Did you know Disney World has an RV park? They do, and it’s called Fort Wilderness. This is easily one of the best parks in the country. Because Disney World is a magical destination for kids of all ages, this would be an amazing RV trip to take with your family.
Our country is chock-full of incredible natural attractions. Many of these are located in our national park system. For this reason, we highly recommend making RV trips to as many national parks as possible. Many of these parks have camping right on site, but even those that don’t will have campgrounds nearby.
Keeping Kids Entertained on Road Trips
Long RV trips with kids can result in some pretty fussy passengers. Sure, you could limit yourself to short trips only, but finding ways to entertain the kids while driving down the road will allow you to explore the entire country while keeping everyone happy in the backseat.

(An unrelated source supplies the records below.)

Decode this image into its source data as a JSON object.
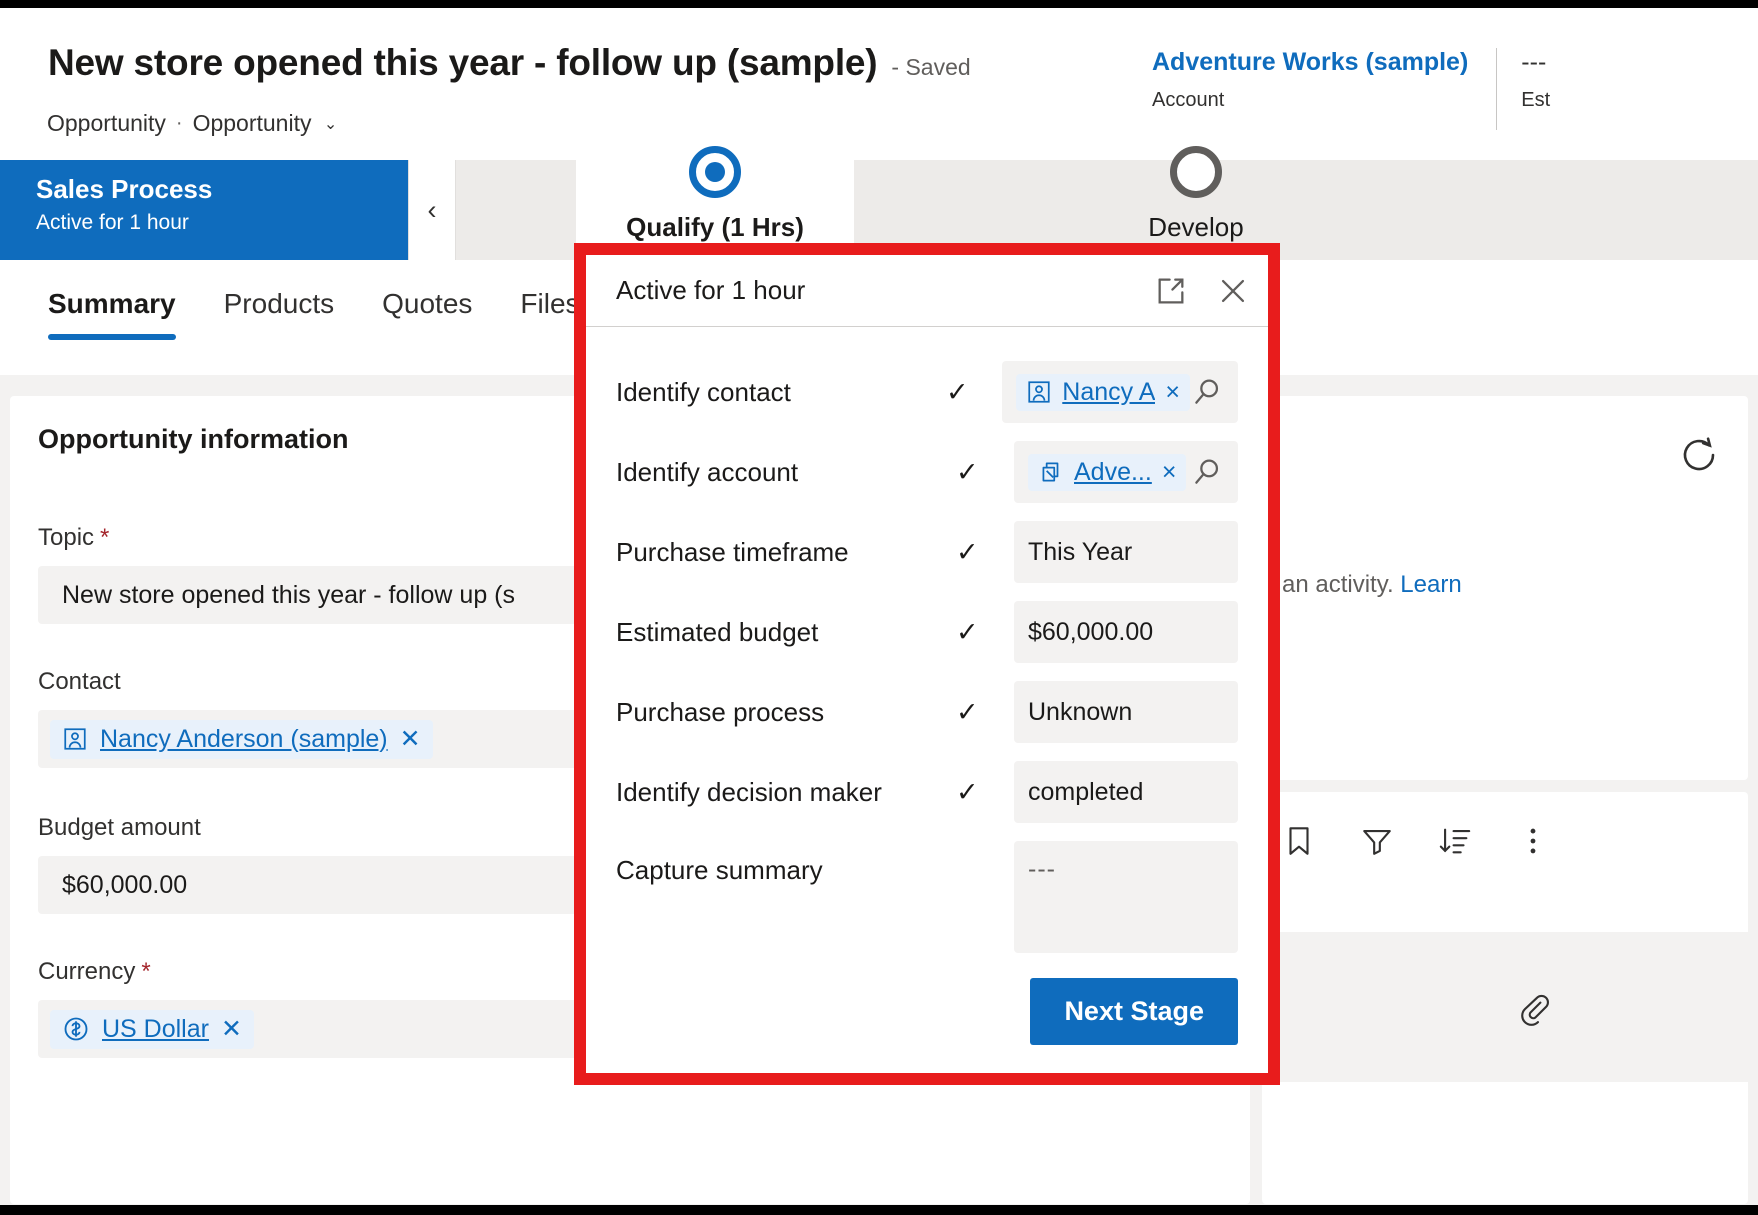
{
  "header": {
    "record_title": "New store opened this year - follow up (sample)",
    "save_state": "- Saved",
    "breadcrumb_entity": "Opportunity",
    "breadcrumb_form": "Opportunity",
    "account_value": "Adventure Works (sample)",
    "account_label": "Account",
    "est_value": "---",
    "est_label": "Est"
  },
  "process": {
    "name": "Sales Process",
    "active_for": "Active for 1 hour",
    "collapse_icon": "chevron-left-icon",
    "stages": [
      {
        "label": "Qualify  (1 Hrs)",
        "state": "active"
      },
      {
        "label": "Develop",
        "state": "inactive"
      }
    ]
  },
  "tabs": [
    {
      "label": "Summary",
      "active": true
    },
    {
      "label": "Products",
      "active": false
    },
    {
      "label": "Quotes",
      "active": false
    },
    {
      "label": "Files",
      "active": false
    }
  ],
  "form": {
    "section_title": "Opportunity information",
    "fields": [
      {
        "label": "Topic",
        "required": true,
        "value": "New store opened this year - follow up (s",
        "type": "text"
      },
      {
        "label": "Contact",
        "required": false,
        "value": "Nancy Anderson (sample)",
        "type": "lookup",
        "icon": "contact-icon"
      },
      {
        "label": "Budget amount",
        "required": false,
        "value": "$60,000.00",
        "type": "text"
      },
      {
        "label": "Currency",
        "required": true,
        "value": "US Dollar",
        "type": "lookup",
        "icon": "currency-icon"
      }
    ]
  },
  "timeline": {
    "refresh_icon": "refresh-icon",
    "empty_text_fragment": "g an activity.",
    "learn_link": "Learn"
  },
  "notes_toolbar": {
    "icons": [
      "bookmark-icon",
      "filter-icon",
      "sort-icon",
      "more-vertical-icon"
    ],
    "attachment_icon": "attachment-icon"
  },
  "dialog": {
    "title": "Active for 1 hour",
    "expand_icon": "expand-popout-icon",
    "close_icon": "close-icon",
    "search_icon": "search-icon",
    "checkmark": "✓",
    "steps": [
      {
        "label": "Identify contact",
        "checked": true,
        "type": "lookup",
        "value": "Nancy A",
        "icon": "contact-icon",
        "clear": "×",
        "search": true
      },
      {
        "label": "Identify account",
        "checked": true,
        "type": "lookup",
        "value": "Adve...",
        "icon": "account-icon",
        "clear": "×",
        "search": true
      },
      {
        "label": "Purchase timeframe",
        "checked": true,
        "type": "text",
        "value": "This Year"
      },
      {
        "label": "Estimated budget",
        "checked": true,
        "type": "text",
        "value": "$60,000.00"
      },
      {
        "label": "Purchase process",
        "checked": true,
        "type": "text",
        "value": "Unknown"
      },
      {
        "label": "Identify decision maker",
        "checked": true,
        "type": "text",
        "value": "completed"
      },
      {
        "label": "Capture summary",
        "checked": false,
        "type": "textarea",
        "value": "---"
      }
    ],
    "next_stage_label": "Next Stage",
    "accent_color": "#0f6cbd",
    "highlight_color": "#e81c1c"
  }
}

Luckily, there are plenty of awesome ways to keep kids busy on road trips. Here are some of our favorite options:
Audiobooks are a fabulous way to entertain the entire family as you drive. Even the youngest kids who can’t yet read will enjoy listening, and those who can read can follow along in a hard copy of the book if they wish.
Jamming to some kid music is sure to bring the mood up a few notches in your road trip vehicle. There are tons of amazing kid albums out there, but we especially love the “Giants of Science” album by The Pop Ups as well as anything by Sugar Free Allstars.
Road Trip Games
Classic road trip games such as the Alphabet Game and the License Plate Game will hold the attention of slightly older children for quite some time. Add your own little twists to the games to make them extra fun.
If your kids are sitting next to windows, window clings are an amazing way to keep them entertained. Kids love to stick the clings to the window to create different scenes, and parents love that they’re so easy to clean up.
Pipe cleaners are another fun thing that you may not think to bring along. These can be bent and twisted to create all kinds of sculptures. Because these are pointy, you won’t want to give them to tiny kids, but elementary school-aged travelers should be fine with them.
If your kids want to draw and color on the ride, you’ll love Color Wonder products by Crayola. These amazing markers only show up on Color Wonder-specific paper, meaning you won’t have to worry about your truck seats or anything else around.
Family RV Living Tips and Tricks
Whether it’s short-term or long-term, RV living with kids does come with its challenges. That said, it’s also very rewarding. When kids RV, they are exposed to things they may never have seen or done otherwise. Therefore, taking a big RV trip with the kids in tow is not something you want to skip.
Of course, you might want to jump in with an idea of how to handle those challenges that are bound to crop up. Here are some of our favorite tips for RV living with kids:
Take It Slow
One super cool thing about traveling by RV is the fact that you can stop to eat, rest, or look around anywhere. We highly recommend taking advantage of this, especially with kids in tow. This will allow your kids to really get a feel for each place you visit and will keep everyone well fed, rested, and happy.
When you’re a parent, staying organized is always important. That said, this becomes even more important in tiny spaces such as RVs. Before hitting the road, decide on a place for everything and make an effort to keep everything in its place. You’d be surprised how helpful this is.
Do Things Together
For some people, camping means sitting around the campsite while their kids run off and play elsewhere. Try to avoid this camping style and instead use the close quarters and free time to bond as a family. Play games together, take hikes as a group, and finish each night with a family campfire.
Invest in Reciprocal Memberships
If you’ll be traveling often or long-term, investing in at least one reciprocal membership is a must. Reciprocal memberships allow you access to numerous attractions across the country. There are options for science museums, children’s museums, zoos, national parks, and even theme parks.